A defining moment, I must say. The case of Maya Forstater reached its conclusion today, where the Central London Employment Tribunal upheld Fortstater’s sacking over a series of tweets questioning government plans to allow trans people to self-identify as another, which had caused distress to her co-workers. This might seem fairly unremarkable, but the outcome of this case has caused quite a stir with various groups and has created some interesting philosophical analysis. If you have some spare time, I highly recommend reading the judgment, as it is truly fascinating.
Without delving too much into the detail of the facts, this case has been framed by some as whether someone’s right to free expression (in this instance, Forstater’s right to believe that ‘trans women are not women’) can be curtailed by an employer or any other professional body. This is, of course, a sensitive issue, but nonetheless an important one to dive into.
Many libertarian-types have hailed that this judgment represents a significant attack on freedom of speech, and that the judge has essentially hailed that certain types of sincerely-held beliefs are incompatible with a democratic society. Forstater argues that her belief that biological sex is fixed and immutable should be protected as a philosophical belief under the Equality Act 2010, much like how religious belief is currently a protected characteristic. The argument also follows that if this reasoning reaches its logical conclusion, any offensive or unorthodox speech could be more easily censored by employers, who could then subsequently punish individuals that don’t toe the party line concerning certain social issues.
Whilst this isn’t strictly the issue that permeates this case, there are some elements that deserve some merit. Within public discourse, I strongly believe that there should be as few limits as possible to what is capable of being discussed and debated, irrespective of how potentially offensive or unorthodox such ideas may be. Whilst we don’t have protected speech in the form of the First Amendment in the U.S., we should have as much protection as possible to articulate (even radical) ideas without fear of prosecution, and this should be upheld by the State as a whole. The stifling of people’s ability to speak honestly and openly about important, often difficult subjects can be a real hindrance to societal progress and further understanding the problems that individuals and communities are facing. But there is a caveat to this. Absolute freedom of speech cannot work properly in a society that strives to be respectful and tolerant of diverse viewpoints.
The key aspect of this judgment concerned Forstater’s supposed ‘suppression’. As the judge duty noted, there is nothing stopping her from campaigning against proposed reform of the Gender Recognition Act or voicing her honest concerns about the need to exclude trans-people from certain gendered spaces. However, these actions can be achieved without violating the dignity of trans people. This may same like an unquantifiable notion, but I find the distinction to be thus; no one has a right to feel comfortable, but they do have a right to live free from hostility and degradation in a workplace and other similar environments. Harassment and bullying which targets individuals on the basis of a protected characteristic is simply incompatible with the Equality Act 2010. This leads me to believe that this judgment fell on the correct side of this argument. No one should have the validity of their humanity questioned, given that we are all born human.

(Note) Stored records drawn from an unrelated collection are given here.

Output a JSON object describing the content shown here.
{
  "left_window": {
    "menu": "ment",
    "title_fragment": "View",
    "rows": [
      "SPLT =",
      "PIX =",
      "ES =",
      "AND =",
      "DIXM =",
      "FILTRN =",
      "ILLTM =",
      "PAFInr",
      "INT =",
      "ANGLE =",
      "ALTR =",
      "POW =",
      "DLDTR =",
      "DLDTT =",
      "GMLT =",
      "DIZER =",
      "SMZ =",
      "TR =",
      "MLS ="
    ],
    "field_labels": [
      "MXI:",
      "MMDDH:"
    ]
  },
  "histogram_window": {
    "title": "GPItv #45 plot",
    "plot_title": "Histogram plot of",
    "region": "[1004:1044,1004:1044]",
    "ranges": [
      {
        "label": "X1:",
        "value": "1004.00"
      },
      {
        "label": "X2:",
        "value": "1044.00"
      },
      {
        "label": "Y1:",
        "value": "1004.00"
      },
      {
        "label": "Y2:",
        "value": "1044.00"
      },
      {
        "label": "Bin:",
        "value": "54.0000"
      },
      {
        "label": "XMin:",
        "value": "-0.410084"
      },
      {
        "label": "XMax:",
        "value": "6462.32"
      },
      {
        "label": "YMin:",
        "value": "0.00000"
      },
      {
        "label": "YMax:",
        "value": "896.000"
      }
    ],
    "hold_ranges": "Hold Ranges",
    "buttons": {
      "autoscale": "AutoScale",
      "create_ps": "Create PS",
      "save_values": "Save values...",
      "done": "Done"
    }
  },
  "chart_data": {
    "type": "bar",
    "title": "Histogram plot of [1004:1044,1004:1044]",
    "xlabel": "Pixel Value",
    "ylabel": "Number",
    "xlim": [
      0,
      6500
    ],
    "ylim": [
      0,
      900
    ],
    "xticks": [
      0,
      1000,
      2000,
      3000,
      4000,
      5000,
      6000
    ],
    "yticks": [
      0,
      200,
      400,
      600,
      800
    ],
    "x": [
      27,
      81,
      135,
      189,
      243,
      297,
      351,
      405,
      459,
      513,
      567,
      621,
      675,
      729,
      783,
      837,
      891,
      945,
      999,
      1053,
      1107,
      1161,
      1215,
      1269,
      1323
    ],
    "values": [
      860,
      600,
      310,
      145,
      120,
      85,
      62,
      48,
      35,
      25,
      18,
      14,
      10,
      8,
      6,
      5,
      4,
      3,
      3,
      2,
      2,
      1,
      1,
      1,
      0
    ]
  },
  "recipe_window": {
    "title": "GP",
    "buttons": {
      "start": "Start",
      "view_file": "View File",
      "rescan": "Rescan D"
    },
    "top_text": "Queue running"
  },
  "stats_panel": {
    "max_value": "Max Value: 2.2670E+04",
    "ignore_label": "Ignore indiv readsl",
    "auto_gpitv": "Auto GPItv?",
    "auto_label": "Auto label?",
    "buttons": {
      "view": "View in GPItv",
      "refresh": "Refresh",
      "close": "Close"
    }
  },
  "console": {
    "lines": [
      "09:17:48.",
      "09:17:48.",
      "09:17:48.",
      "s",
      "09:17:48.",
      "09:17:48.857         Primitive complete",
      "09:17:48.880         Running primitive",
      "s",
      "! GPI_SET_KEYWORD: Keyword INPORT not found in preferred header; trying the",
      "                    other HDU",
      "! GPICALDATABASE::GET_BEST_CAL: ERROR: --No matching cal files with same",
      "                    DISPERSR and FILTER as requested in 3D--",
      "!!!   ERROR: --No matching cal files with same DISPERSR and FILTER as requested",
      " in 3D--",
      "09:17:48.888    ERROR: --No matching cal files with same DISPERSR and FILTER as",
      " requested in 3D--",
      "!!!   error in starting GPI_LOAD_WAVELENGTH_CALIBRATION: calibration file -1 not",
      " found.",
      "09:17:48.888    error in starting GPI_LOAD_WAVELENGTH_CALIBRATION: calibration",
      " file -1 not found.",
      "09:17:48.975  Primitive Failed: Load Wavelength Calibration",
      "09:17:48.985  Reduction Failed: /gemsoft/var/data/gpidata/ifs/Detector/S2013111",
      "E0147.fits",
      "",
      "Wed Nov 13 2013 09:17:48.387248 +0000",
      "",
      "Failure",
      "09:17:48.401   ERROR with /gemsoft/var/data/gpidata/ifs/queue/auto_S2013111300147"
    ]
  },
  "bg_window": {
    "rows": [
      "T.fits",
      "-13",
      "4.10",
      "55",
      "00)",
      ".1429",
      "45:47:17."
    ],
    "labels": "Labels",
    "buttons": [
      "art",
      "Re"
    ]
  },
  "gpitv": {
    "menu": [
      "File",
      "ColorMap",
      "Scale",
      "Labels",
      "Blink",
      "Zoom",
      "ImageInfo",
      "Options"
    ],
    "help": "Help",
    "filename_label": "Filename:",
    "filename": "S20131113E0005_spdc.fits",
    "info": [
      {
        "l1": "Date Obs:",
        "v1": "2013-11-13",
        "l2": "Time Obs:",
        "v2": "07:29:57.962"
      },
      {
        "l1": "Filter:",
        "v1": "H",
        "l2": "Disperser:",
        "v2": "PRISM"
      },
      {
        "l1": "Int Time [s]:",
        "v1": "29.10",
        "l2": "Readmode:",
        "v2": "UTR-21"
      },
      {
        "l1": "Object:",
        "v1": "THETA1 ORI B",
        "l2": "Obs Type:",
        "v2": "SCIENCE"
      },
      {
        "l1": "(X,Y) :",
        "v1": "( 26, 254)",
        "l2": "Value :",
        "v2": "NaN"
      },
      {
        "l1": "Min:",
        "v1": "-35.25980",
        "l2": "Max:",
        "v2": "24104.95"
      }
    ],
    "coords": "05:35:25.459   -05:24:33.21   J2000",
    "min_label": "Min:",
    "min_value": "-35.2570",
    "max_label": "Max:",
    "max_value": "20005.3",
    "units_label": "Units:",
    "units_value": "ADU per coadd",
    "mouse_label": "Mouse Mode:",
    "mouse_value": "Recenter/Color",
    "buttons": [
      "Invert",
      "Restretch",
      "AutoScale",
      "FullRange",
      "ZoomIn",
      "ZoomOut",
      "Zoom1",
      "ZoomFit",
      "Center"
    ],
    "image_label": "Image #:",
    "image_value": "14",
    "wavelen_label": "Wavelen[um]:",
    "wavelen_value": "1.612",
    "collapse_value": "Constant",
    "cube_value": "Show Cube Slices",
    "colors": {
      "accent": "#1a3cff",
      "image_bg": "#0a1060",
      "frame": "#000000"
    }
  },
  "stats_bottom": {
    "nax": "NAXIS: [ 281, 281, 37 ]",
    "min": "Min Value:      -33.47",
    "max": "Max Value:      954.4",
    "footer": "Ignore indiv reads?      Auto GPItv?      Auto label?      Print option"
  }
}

Although this will be regarded as a celebratory moment for trans people in being afforded greater protection against discriminatory behaviour, and rightly so, I’m not entirely convinced that this judgment will be effective in improving overall attitudes towards trans people in society, for a number of reasons. Some may claim that J.K Rowling defending Forstater may be actively stoking up transphobia, but my main concern lies in that equality is rarely, if ever, achieved through legislation first. By this, I mean that the law tends to follow cultural shifts, rather than the other way around, and it appears that despite concerted efforts to pass meaningful legislation to protect the civil liberties of trans people (reforming the GRA, gender-neutral spaces etc), attitudes towards trans people have yet to change significantly.
This is disheartening in this present moment, and much of the pushback takes the misguided form that this transgender ‘fad’ is an example of the authoritarian leftist minority force-feeding their politically-correct ideology to the majority of sane, rational thinkers. Whilst I don’t agree with this assessment of the causation in its entirety, the sentiment does ring true to some degree, and reminds me of Stephen Fry speaking about the advancement of gay rights:
“Gay rights came about in England because we slowly and persistently knocked on the door of people in power. We didn’t shout, we didn’t scream. People like Ian McKellen eventually got to see the Prime Minister. And when the Queen signed the Royal Assent, as she has to, for the bill allowing equality of marriage, she said, “Lord, you know, I couldn’t imagine this in 1953. Really is extraordinary, isn’t it? Just wonderful!” and handed it over. Now, that’s a nice story, and I hope it’s true. But it’s nothing to do with political correctness; it’s to do with human decency. It’s that simple.”
And I hope that is where we will eventually end up. More education, interactions and experiences with members of different communities will help foster the human decency necessary to make powerful societal changes. A progressive society won’t be cultivated by enforcing one’s ideology onto others through preaching, shaming, censoring and assertion without evidence. It certainly won’t be achieved by dehumanising those we are yet to learn from either.
What if you’re right, and they’re wrong?